== YOUR GOAL ==
A faithful copy of the entire listing is what is needed.

◆ ◆ ◆ ◆ ◆ ◆ ◆

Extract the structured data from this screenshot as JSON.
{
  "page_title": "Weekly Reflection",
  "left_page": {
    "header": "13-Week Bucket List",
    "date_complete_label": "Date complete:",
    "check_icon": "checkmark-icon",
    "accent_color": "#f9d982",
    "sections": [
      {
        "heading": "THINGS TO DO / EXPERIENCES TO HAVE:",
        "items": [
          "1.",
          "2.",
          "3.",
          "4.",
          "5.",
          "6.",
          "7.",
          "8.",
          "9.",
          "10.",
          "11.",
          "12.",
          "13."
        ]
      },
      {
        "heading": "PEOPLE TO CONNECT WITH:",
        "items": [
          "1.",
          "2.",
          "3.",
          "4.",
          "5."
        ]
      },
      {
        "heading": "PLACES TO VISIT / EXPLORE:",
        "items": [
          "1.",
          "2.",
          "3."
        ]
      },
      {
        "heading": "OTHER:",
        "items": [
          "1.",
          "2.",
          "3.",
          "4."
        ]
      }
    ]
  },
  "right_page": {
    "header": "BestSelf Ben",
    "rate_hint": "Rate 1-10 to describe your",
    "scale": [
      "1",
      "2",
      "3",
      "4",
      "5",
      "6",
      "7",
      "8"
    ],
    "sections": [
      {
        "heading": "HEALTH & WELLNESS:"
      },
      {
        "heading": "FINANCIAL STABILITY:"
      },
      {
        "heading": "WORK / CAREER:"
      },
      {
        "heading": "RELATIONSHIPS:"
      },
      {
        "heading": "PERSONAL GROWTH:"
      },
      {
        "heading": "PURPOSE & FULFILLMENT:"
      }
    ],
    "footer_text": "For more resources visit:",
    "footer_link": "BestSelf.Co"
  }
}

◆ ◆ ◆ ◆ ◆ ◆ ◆

== SOLUTION ==
Extract the structured data from this screenshot as JSON.
{
  "page_title": "Weekly Reflection",
  "left_page": {
    "header": "13-Week Bucket List",
    "date_complete_label": "Date complete:",
    "check_icon": "checkmark-icon",
    "accent_color": "#f9d982",
    "sections": [
      {
        "heading": "THINGS TO DO / EXPERIENCES TO HAVE:",
        "items": [
          "1.",
          "2.",
          "3.",
          "4.",
          "5.",
          "6.",
          "7.",
          "8.",
          "9.",
          "10.",
          "11.",
          "12.",
          "13."
        ]
      },
      {
        "heading": "PEOPLE TO CONNECT WITH:",
        "items": [
          "1.",
          "2.",
          "3.",
          "4.",
          "5."
        ]
      },
      {
        "heading": "PLACES TO VISIT / EXPLORE:",
        "items": [
          "1.",
          "2.",
          "3."
        ]
      },
      {
        "heading": "OTHER:",
        "items": [
          "1.",
          "2.",
          "3.",
          "4."
        ]
      }
    ]
  },
  "right_page": {
    "header": "BestSelf Ben",
    "rate_hint": "Rate 1-10 to describe your",
    "scale": [
      "1",
      "2",
      "3",
      "4",
      "5",
      "6",
      "7",
      "8"
    ],
    "sections": [
      {
        "heading": "HEALTH & WELLNESS:"
      },
      {
        "heading": "FINANCIAL STABILITY:"
      },
      {
        "heading": "WORK / CAREER:"
      },
      {
        "heading": "RELATIONSHIPS:"
      },
      {
        "heading": "PERSONAL GROWTH:"
      },
      {
        "heading": "PURPOSE & FULFILLMENT:"
      }
    ],
    "footer_text": "For more resources visit:",
    "footer_link": "BestSelf.Co"
  }
}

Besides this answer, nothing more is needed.